The namespace label istio-injection=enabled instructs Istio to automatically inject proxies alongside anything we deploy in that namespace. We’ll set it up for our default namespace:

kubectl label namespace default istio-injection=enabled

Create Istio Gateway

In order for Seldon Core to use Istio’s features to manage cluster traffic, we need to create an Istio Gateway by running the following command:


You will need to copy the entire command from the code block below

kubectl apply -f - << END
kind: Gateway
name: seldon-gateway
namespace: istio-system
    istio: ingressgateway # use istio default controller
- port:
    number: 80
    name: http
    protocol: HTTP
    - "*"

For custom configuration and more details on installing seldon core with Istio please see the Istio Ingress page.

Ambassador is a Kubernetes ingress controller and API gateway. It routes incomming traffic to the underlying kubernetes workloads through configuration. Install Ambassador following their docs.

Install Seldon Core

Before we install Seldon Core, we’ll create a new namespace seldon-system for the operator to run in:

kubectl create namespace seldon-system

We’re now ready to install Seldon Core in our cluster. Run the following command for your choice of Ingress:

helm install seldon-core seldon-core-operator \
    --repo \
    --set usageMetrics.enabled=true \
    --set istio.enabled=true \
    --namespace seldon-system
helm install seldon-core seldon-core-operator \
    --repo \
    --set usageMetrics.enabled=true \
    --set ambassador.enabled=true \
    --namespace seldon-system

You can check that your Seldon Controller is running by doing:

kubectl get pods -n seldon-system

You should see a seldon-controller-manager pod with STATUS=Running.

Accessing your models

Congratulations! Seldon Core is now fully installed and operational. Before you move on to deploying models, make a note of your cluster IP and port:
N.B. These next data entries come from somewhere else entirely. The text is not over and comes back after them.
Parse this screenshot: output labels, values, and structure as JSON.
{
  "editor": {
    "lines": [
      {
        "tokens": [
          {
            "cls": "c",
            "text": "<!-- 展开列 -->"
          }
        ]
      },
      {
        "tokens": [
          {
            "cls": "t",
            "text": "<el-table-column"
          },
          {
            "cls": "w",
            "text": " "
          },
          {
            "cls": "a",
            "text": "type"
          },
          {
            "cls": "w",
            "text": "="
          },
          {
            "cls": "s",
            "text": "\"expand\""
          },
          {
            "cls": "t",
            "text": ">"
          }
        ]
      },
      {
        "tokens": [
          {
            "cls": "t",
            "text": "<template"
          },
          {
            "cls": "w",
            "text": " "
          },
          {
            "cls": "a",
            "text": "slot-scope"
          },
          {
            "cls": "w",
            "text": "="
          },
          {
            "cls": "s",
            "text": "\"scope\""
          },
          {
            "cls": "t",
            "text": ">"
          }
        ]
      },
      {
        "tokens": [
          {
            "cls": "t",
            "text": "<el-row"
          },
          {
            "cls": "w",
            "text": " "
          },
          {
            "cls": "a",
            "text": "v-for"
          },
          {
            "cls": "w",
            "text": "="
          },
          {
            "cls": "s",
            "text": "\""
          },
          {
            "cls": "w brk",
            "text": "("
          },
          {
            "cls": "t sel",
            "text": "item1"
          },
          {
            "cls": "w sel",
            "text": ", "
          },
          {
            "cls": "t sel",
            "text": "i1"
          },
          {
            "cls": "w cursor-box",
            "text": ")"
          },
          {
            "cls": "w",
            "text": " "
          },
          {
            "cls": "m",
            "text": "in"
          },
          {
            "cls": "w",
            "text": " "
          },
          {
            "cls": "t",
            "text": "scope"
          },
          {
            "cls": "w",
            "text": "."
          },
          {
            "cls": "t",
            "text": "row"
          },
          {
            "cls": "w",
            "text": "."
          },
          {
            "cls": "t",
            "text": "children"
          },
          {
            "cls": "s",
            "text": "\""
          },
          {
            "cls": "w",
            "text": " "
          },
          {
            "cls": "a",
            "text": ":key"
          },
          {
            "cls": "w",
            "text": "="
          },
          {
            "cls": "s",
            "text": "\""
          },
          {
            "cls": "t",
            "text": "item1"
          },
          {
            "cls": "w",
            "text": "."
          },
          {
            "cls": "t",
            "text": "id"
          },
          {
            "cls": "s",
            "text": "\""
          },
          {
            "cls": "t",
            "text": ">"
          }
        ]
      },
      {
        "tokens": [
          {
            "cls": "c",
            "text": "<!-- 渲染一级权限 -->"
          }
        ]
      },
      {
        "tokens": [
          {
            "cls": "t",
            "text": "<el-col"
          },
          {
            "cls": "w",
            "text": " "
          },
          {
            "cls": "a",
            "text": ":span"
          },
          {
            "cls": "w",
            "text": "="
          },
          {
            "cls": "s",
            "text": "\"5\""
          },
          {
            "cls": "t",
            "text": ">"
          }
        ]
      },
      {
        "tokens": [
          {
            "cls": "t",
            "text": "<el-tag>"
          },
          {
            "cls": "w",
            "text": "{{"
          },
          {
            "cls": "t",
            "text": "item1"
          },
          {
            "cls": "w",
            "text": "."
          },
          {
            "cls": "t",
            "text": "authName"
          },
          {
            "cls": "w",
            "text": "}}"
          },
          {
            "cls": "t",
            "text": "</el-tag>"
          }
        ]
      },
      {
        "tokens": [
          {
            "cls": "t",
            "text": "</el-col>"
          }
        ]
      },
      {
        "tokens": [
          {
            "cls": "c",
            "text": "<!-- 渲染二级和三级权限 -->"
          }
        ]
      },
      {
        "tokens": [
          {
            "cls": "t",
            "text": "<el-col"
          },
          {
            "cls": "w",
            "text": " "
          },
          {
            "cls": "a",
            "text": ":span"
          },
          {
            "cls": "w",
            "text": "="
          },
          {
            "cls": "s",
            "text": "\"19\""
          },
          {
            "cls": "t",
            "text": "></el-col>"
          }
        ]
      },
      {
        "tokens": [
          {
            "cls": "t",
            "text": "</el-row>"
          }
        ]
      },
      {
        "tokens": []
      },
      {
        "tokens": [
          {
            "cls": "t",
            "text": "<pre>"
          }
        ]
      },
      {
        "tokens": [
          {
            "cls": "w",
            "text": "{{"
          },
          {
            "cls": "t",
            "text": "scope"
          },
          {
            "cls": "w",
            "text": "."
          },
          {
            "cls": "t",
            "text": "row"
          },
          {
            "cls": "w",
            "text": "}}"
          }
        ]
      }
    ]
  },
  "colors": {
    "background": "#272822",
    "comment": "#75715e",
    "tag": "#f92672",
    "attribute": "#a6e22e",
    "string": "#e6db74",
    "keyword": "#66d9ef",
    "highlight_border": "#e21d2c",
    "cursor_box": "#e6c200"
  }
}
export INGRESS_HOST=$(kubectl -n istio-system get service istio-ingressgateway -o jsonpath='{.status.loadBalancer.ingress[0].ip}')
export INGRESS_PORT=$(kubectl -n istio-system get service istio-ingressgateway -o jsonpath='{.spec.ports[?("http2")].port}')

This is the public address you will use to access models running in your cluster.

export INGRESS_HOST=$(kubectl -n ambassador get service ambassador -o jsonpath='{.status.loadBalancer.ingress[0].ip}')
export INGRESS_PORT=$(kubectl -n ambassador get service ambassador -o jsonpath='{.spec.ports[?("http")].port}')

This is the public address you will use to access models running in your cluster.

You are now ready to deploy models to your cluster.